Saturday, June 05, 2010
I really liked the Gene Healy (author of The Cult of the Presidency, check out a shorter Reason/Cato article here) op-ed BP oil spill: Who's your daddy?. In it, Healy returns to that theme: criticizing the public for their "Juvenile expectation that there's a presidential solution to everything from natural disasters to spiritual malaise."
He characterizes the ridiculous cries for presidential trips to the area and shows of concern as:
If only Obama would manifest himself at the afflicted area, shed his aura of cool reserve, and exercise the magical powers of presidential concern, perhaps the slick would recede.
He's right. This reaction is silly, and the tendency to grant the president more and more power in the belief that with it he can fix any problem is dangerous.
But, I think the problem is deeper than just president-worship. I think that is just an instance of a wider tendency to have faith in the power of coercive leadership to solve any problem.

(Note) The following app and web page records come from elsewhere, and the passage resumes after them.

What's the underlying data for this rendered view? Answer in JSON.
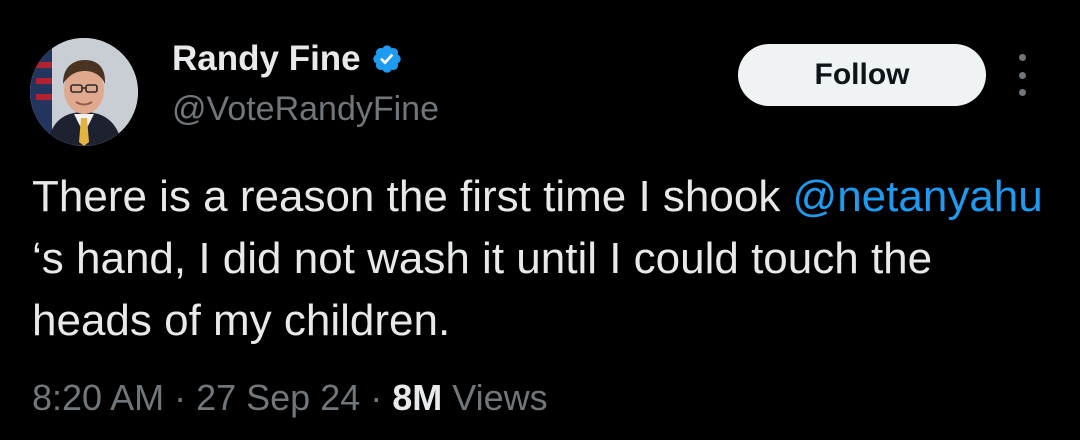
{
  "author": {
    "display_name": "Randy Fine",
    "handle": "@VoteRandyFine",
    "verified": true,
    "avatar_icon": "profile-photo"
  },
  "actions": {
    "follow_label": "Follow",
    "more_icon": "more-vertical-icon"
  },
  "tweet": {
    "text_part1": "There is a reason the first time I shook ",
    "mention": "@netanyahu",
    "text_part2": " ‘s hand, I did not wash it until I could touch the heads of my children."
  },
  "meta": {
    "time": "8:20 AM",
    "separator": " · ",
    "date": "27 Sep 24",
    "views_count": "8M",
    "views_label": " Views"
  },
  "colors": {
    "background": "#000000",
    "text_primary": "#e7e9ea",
    "text_secondary": "#71767b",
    "accent_blue": "#1d9bf0",
    "button_bg": "#eff3f4"
  }
}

Primitive people, when faced with a phenomenon that they couldn't control or understand, concluded that it must be under the control of a more powerful entity that could control the phenomenon at its whim. It must be somebody's intention, and somebody must be to blame. They had trouble accepting that it was just a natural effect of mindless forces that they didn't presently understand.
Similarly, many people today assume that if there's a problem in people's lives, it must be under the control of the rich and powerful and it can and should be solved by political leaders. Economic problems: More government action and better regulation. Energy problems: More government action and better regulation. Environmental threats? Poverty? Health care? Education? Retirement security? Addiction? Dirty words?... The same prescription.
Many people who scoff at organized religion, have merely shifted their faith to the state (or, at least they faithfully blame the rich and powerful for most problems). They're true believers, and every incident will only serve to strengthen that belief.
If there's an economic panic in an area where there was lots of government involvement and heavy regulation, it's seen as evidence that rich private people are to blame and what we need is more government involvement and more regulation. If there's an oil spill, and there's evidence of incompetent regulation, it means that rich people caused it because they don't really care about safety or the environment and we need more regulation.
I understand that it isn't satisfying to accept that the government can't fix the economy, or oil spills, or nature, if only we'd give them more money and power...
But, it's true anyway.
And, if you really want to improve the world, you'll be more likely to make progress if you work from the truth than from satisfying myths.